are interpolations of the original point data. The calculations were done using the "zonal statistics" function
of the Spatial Analyst extension to ESRI's ArcMap 9.2 program, which averaged the
concentration of each element at each pixel of the geochemical grid contained within each county.
Ideally, the statistic that should have been used here would be the median
instead of the mean. This was not possible with software available at the
time this report was prepared. However, a customized routine to calculate
more sophisticated statistics has now been developed, and the results will
appear in future releases of this report.
The results of the calculations are displayed as a series of index maps, where counties are shaded according to
the relative concentrations of the elements. Clicking on an index map will zoom to that area of the country.
Holding the mouse over any county in the zoomed map will reveal the mean concentration of the element in the county.
Clicking on the county will allow the actual data within the county to be
examined and downloaded.
[These are the only elements available at this time]
Download a file of all county-by-county averages (30 Sept 2008; 1.71 mb):
The calculation that was done does NOT simply average the concentrations of samples that plot within
a given county. Pixels in a gridded map are influenced by all sample-points in their vicinity,
without regard to county borders (i.e., the grid points are interpolated). For this reason, averages are given for
some counties that do not actually contain samples in the NGS. In addition, some averages given for large counties may be based
on data that only covers a fraction of the area and may not be representative of the entire county. It is left as an exercise
for the user to evaluate how well a particular county average represents the entire area by examining the actual point-data for
the county of interest and surrounding regions.
Geochemical trends are not influenced by county or other political
borders. They are mainly the product of natural processes, in some
places overprinted by anthropogenic contamination. Large counties
almost always span several heterogeneous geochemical provinces, and thus a
county-wide average for an element may not actually represent the
concentration of that element anywhere in the county. The user should
use caution, and, again, should always examine the actual point data to gain
a better understanding of local variability.
All sample media have been combined to make these calculations. In some

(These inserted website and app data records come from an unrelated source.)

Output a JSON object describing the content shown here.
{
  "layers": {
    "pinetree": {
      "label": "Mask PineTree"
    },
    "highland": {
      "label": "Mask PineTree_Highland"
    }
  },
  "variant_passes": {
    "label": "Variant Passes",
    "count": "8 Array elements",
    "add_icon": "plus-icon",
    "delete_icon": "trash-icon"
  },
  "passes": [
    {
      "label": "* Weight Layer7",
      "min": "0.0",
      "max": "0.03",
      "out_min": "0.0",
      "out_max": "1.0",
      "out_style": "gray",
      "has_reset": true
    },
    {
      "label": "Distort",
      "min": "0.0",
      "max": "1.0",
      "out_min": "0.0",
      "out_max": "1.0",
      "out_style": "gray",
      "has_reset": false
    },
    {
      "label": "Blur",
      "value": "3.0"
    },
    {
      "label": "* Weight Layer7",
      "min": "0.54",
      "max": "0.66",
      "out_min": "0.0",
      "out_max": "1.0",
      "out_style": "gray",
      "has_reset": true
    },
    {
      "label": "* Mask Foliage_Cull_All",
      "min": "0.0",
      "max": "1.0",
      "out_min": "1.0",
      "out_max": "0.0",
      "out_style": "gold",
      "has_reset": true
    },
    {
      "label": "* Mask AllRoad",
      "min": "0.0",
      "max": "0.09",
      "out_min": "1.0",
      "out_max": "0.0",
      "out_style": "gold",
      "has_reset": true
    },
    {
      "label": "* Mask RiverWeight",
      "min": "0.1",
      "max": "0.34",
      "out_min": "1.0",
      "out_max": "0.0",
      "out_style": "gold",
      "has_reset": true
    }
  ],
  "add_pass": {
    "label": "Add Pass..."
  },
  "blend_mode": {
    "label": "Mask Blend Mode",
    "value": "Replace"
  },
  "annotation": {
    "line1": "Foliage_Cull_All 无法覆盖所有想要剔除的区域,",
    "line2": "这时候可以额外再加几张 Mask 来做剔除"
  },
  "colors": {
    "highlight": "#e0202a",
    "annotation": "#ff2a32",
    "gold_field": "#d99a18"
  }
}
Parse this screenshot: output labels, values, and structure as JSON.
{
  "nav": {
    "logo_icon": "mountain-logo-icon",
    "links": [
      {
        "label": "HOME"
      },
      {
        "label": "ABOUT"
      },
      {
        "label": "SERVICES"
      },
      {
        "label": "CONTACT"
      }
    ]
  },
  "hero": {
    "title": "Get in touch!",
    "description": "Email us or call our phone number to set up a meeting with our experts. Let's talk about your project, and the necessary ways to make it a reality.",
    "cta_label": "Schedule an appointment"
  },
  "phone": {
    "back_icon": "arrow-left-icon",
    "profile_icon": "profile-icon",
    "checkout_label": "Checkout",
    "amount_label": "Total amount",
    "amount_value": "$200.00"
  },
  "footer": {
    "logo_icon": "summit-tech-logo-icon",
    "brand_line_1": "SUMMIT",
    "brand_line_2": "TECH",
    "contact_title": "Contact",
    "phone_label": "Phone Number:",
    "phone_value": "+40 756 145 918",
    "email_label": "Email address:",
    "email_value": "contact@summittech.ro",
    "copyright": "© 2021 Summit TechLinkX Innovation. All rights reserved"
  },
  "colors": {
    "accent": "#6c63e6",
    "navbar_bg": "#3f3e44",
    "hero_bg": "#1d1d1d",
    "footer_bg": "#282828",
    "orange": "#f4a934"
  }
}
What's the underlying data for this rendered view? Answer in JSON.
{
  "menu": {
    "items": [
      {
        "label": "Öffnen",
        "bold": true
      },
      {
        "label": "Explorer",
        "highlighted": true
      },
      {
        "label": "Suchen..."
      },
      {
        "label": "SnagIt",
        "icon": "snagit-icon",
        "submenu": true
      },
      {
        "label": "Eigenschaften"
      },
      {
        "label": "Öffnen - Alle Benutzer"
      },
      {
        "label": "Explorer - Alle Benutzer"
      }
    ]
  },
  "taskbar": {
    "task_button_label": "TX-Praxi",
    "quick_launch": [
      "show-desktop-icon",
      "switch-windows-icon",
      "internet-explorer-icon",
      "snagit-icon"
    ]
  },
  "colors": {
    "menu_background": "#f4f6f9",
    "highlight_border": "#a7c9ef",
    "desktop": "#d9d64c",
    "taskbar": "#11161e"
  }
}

areas, there may be statistical differences between media for some
elements. Point data should be examined to evaluate this possibility
in any area of interest to the user.